Take:
bool g(bool a, bool b)
{
  return ~a & b;
}
---- CUT ---
Currently we produce:
        and     w1, w1, 255
        and     w0, w0, 255
        bic     w0, w1, w0
        and     w0, w0, 1

---- CUT ---
But we should produce:
        bic     w0, w1, w0
        and     w0, w0, 1

The zero extends are not needed.
This happens because combine does the correct thing until it tries to figure out the cutting point:Trying 2, 8 -> 16:
    2: r98:SI=zero_extend(x0:QI)
      REG_DEAD x0:QI
    8: r102:SI=~r98:SI&r99:SI
      REG_DEAD r98:SI
      REG_DEAD r99:SI
   16: x0:SI=r102:SI&0x1
      REG_DEAD r102:SI
Failed to match this instruction:
(set (reg:SI 0 x0)
    (and:SI (and:SI (not:SI (reg:SI 0 x0 [ a ]))
            (reg/v:SI 99 [ b ]))
        (const_int 1 [0x1])))
Successfully matched this instruction:
(set (reg:SI 102)
    (not:SI (reg:SI 0 x0 [ a ])))
Failed to match this instruction:
(set (reg:SI 0 x0)
    (and:SI (and:SI (reg:SI 102)
            (reg/v:SI 99 [ b ]))
        (const_int 1 [0x1])))
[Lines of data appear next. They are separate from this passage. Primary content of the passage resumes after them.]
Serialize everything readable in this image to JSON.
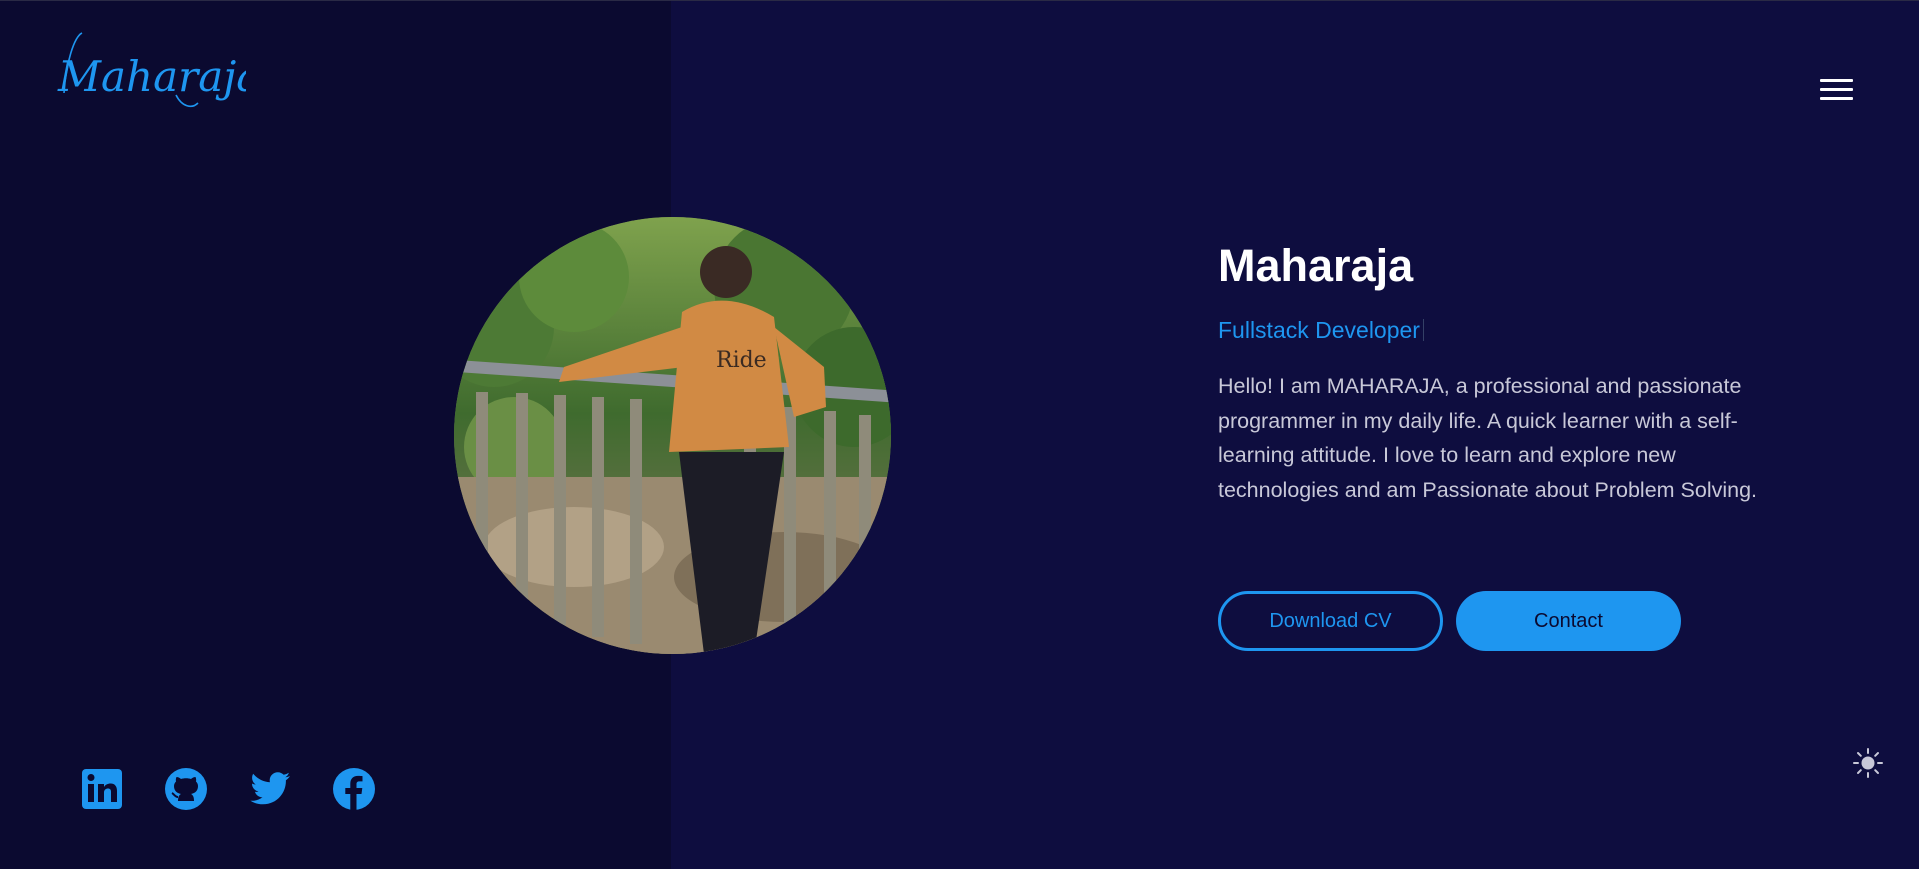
{
  "header": {
    "logo_text": "Maharaja",
    "menu_icon": "hamburger-menu-icon"
  },
  "hero": {
    "name": "Maharaja",
    "role": "Fullstack Developer",
    "bio": "Hello! I am MAHARAJA, a professional and passionate programmer in my daily life. A quick learner with a self-learning attitude. I love to learn and explore new technologies and am Passionate about Problem Solving.",
    "download_cv_label": "Download CV",
    "contact_label": "Contact",
    "photo_icon": "profile-photo"
  },
  "socials": [
    {
      "icon": "linkedin-icon"
    },
    {
      "icon": "github-icon"
    },
    {
      "icon": "twitter-icon"
    },
    {
      "icon": "facebook-icon"
    }
  ],
  "theme_toggle": {
    "icon": "sun-icon"
  },
  "colors": {
    "background": "#0e0d3f",
    "left_panel": "#0b0a30",
    "accent": "#1e96f0",
    "heading": "#ffffff",
    "body_text": "#c8c8d8"
  }
}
If we had chose (and:SI (not:SI (reg:SI 0 x0 [ a ])) (reg/v:SI 99 [ b ])) instead, we would have gotten the correct thing.
Comment 1 Andrew Pinski 2021-08-06 21:13:23 UTC
It happens to work on x86-64(with -march=skylake-avx512) becausewe get a zero_extend instead of an and there. I still don't understand how x86 is able to figure out the &1 part.
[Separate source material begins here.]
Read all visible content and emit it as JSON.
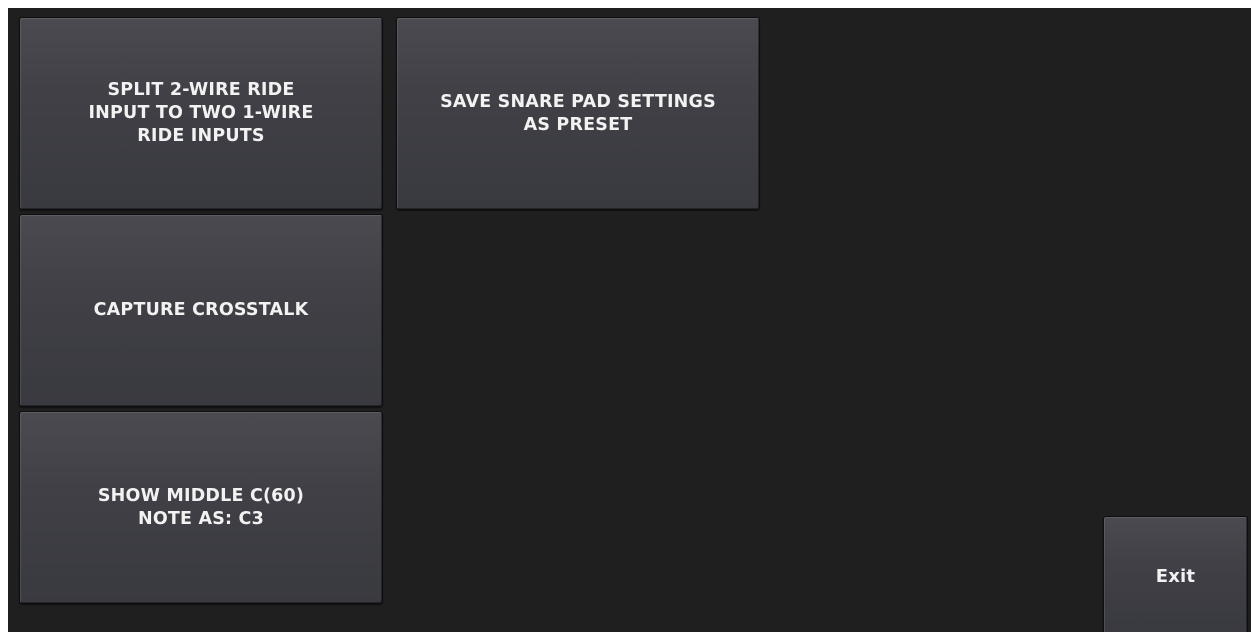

Trying 11, 9 -> 12:
   11: r94:SI=zero_extend(r97:SI#0)
      REG_DEAD r97:SI
    9: r92:SI=zero_extend(r96:SI#0)
      REG_DEAD r96:SI
   12: {r95:SI=~r92:SI&r94:SI;clobber flags:CC;}
      REG_DEAD r92:SI
      REG_UNUSED flags:CC
      REG_DEAD r94:SI
Failed to match this instruction:
(parallel [
        (set (reg:SI 95)
            (zero_extend:SI (and:QI (not:QI (subreg:QI (reg:SI 96) 0))
                    (subreg:QI (reg:SI 97) 0))))
        (clobber (reg:CC 17 flags))
    ])
Failed to match this instruction:
(set (reg:SI 95)
    (zero_extend:SI (and:QI (not:QI (subreg:QI (reg:SI 96) 0))
            (subreg:QI (reg:SI 97) 0))))
Successfully matched this instruction:
(set (reg:QI 94 [ b ])
    (and:QI (not:QI (subreg:QI (reg:SI 96) 0))
        (subreg:QI (reg:SI 97) 0)))
Successfully matched this instruction:
(set (reg:SI 95)
    (zero_extend:SI (reg:QI 94 [ b ])))
Comment 2 Andrew Pinski 2022-10-27 03:21:50 UTC
I think this will be fixed/improved by https://gcc.gnu.org/pipermail/gcc-patches/2022-September/602089.html .
Comment 3 Andrew Pinski 2022-12-25 05:30:58 UTC
Even a simple:
unsigned char g(unsigned char a, unsigned char b)
{
  return ((~a) & b)&1;
}

Produces the extra zero extend.

But it is ok with:
unsigned char g(unsigned char *a, unsigned char *b)
{
  return ((~*a) & *b)&1;
}

It looks like it is hard register related too ...